Kwolek appreciated the under-representation and lack of acknowledgement of women in science, and turned her hand to working with female scientists as a mentor, offering advice and guidance as their careers developed. When Kwolek died, DuPont’s chief executive Ellen Kullman described her as “a creative and determined chemist and a true pioneer for women in science”.

While carrying out my research on Kwolek, I was tempted to contact her, to let her know that I had chosen to write about her, and to perhaps let her know that not only are her contributions to science still valued and highly relevant in the context of modern life, but that her legacy as an early cheerleader for women in science continues to be felt. While awards and accolades are one form of appreciation and validation, during my research, I got the impression that she cared more about the real life impact of her work as a chemist, and as a supporter and mentor for women in science.

I regretfully missed my opportunity to contact Kwolek as she passed away on 18 June 2014 in Wilmington, Delaware at the age of 90. During the week of Kwolek’s death, the one millionth bullet-resistant vest was sold. The vests are sold as part of the standard uniform for many soldiers and law enforcement officers. In a 2007 interview with the Wilmington News Journal, Kwolek said, “At least I hope I am saving lives. There are very few people in their careers that have the opportunity to do something to benefit mankind”.

Further reading

Bregar, B. (2014), “Obituary: Kevlar Inventor Stephanie Kwolek”,

Chemical Heritage Foundation (2014c), “Stephanie L. Kwolek”,

About the author
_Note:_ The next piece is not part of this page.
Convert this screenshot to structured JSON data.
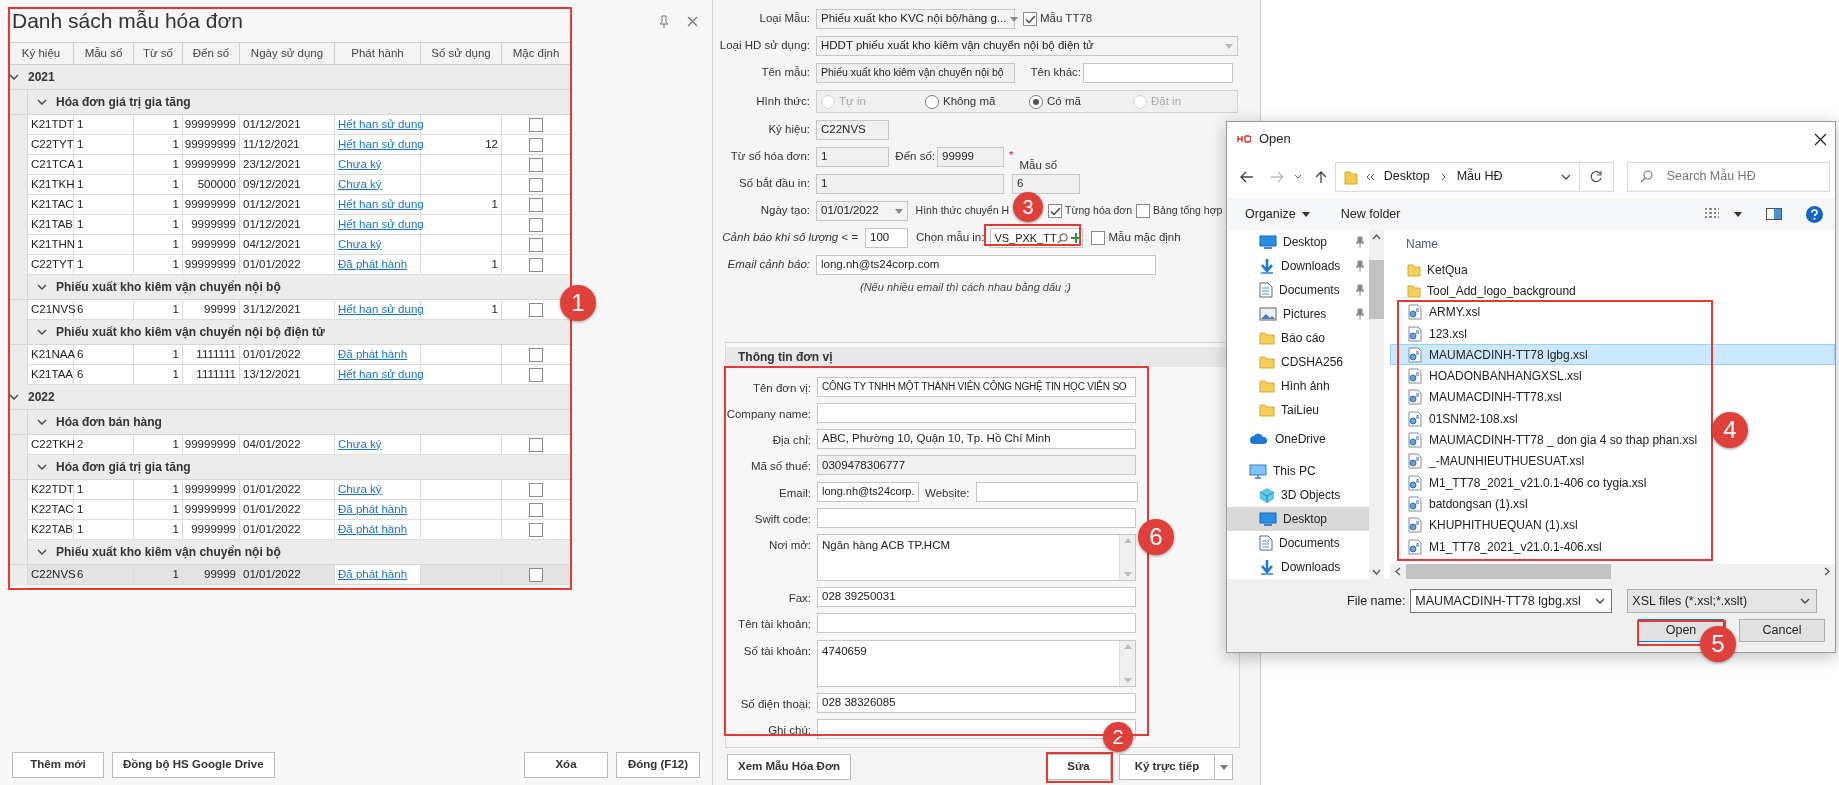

Dr Sujata “Suze” Kundu is a Teaching Fellow in the Department of Materials at Imperial College London. A nanochemist both literally and professionally, Suze’s research focuses on materials that can capture solar energy. She gives regular public lectures, is a presenter on the Discovery Channel, and is a contributor for Forbes Science and Standard Issue Magazine.

Twitter: @FunSizeSuze

Posted in STEM Stories.